##### Source material #####
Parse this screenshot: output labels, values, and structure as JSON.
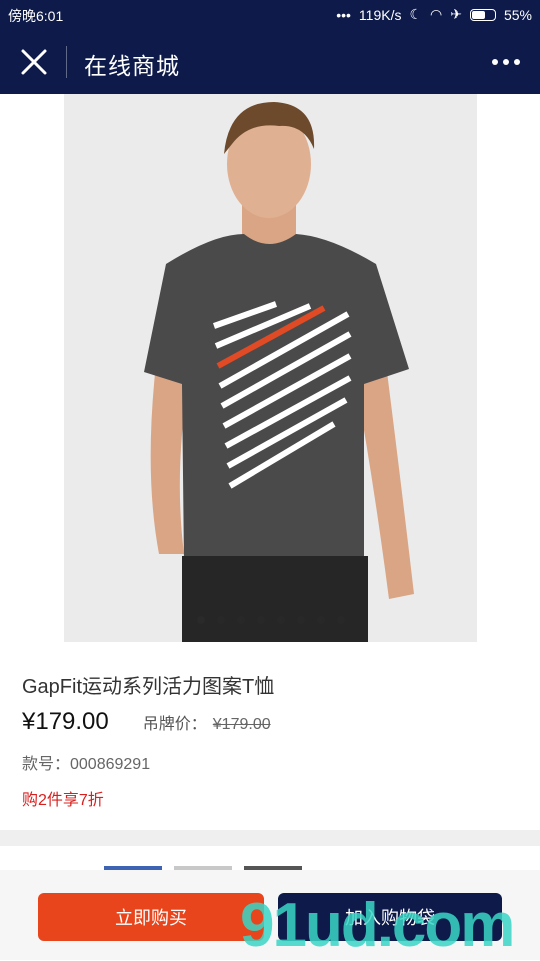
{
  "status_bar": {
    "time": "傍晚6:01",
    "dots": "•••",
    "speed": "119K/s",
    "battery": "55%",
    "battery_level": 0.55
  },
  "header": {
    "title": "在线商城"
  },
  "product": {
    "name": "GapFit运动系列活力图案T恤",
    "price": "¥179.00",
    "tag_label": "吊牌价：",
    "tag_price": "¥179.00",
    "sku": "款号：000869291",
    "promo": "购2件享7折"
  },
  "carousel": {
    "count": 8,
    "active_index": 0
  },
  "swatches": [
    "#3f63b3",
    "#c8c8c8",
    "#555555"
  ],
  "actions": {
    "buy_now": "立即购买",
    "add_to_cart": "加入购物袋"
  },
  "watermark": "91ud.com"
}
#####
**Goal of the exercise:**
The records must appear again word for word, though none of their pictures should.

**Response to this exercise:**
Parse this screenshot: output labels, values, and structure as JSON.
{
  "status_bar": {
    "time": "傍晚6:01",
    "dots": "•••",
    "speed": "119K/s",
    "battery": "55%",
    "battery_level": 0.55
  },
  "header": {
    "title": "在线商城"
  },
  "product": {
    "name": "GapFit运动系列活力图案T恤",
    "price": "¥179.00",
    "tag_label": "吊牌价：",
    "tag_price": "¥179.00",
    "sku": "款号：000869291",
    "promo": "购2件享7折"
  },
  "carousel": {
    "count": 8,
    "active_index": 0
  },
  "swatches": [
    "#3f63b3",
    "#c8c8c8",
    "#555555"
  ],
  "actions": {
    "buy_now": "立即购买",
    "add_to_cart": "加入购物袋"
  },
  "watermark": "91ud.com"
}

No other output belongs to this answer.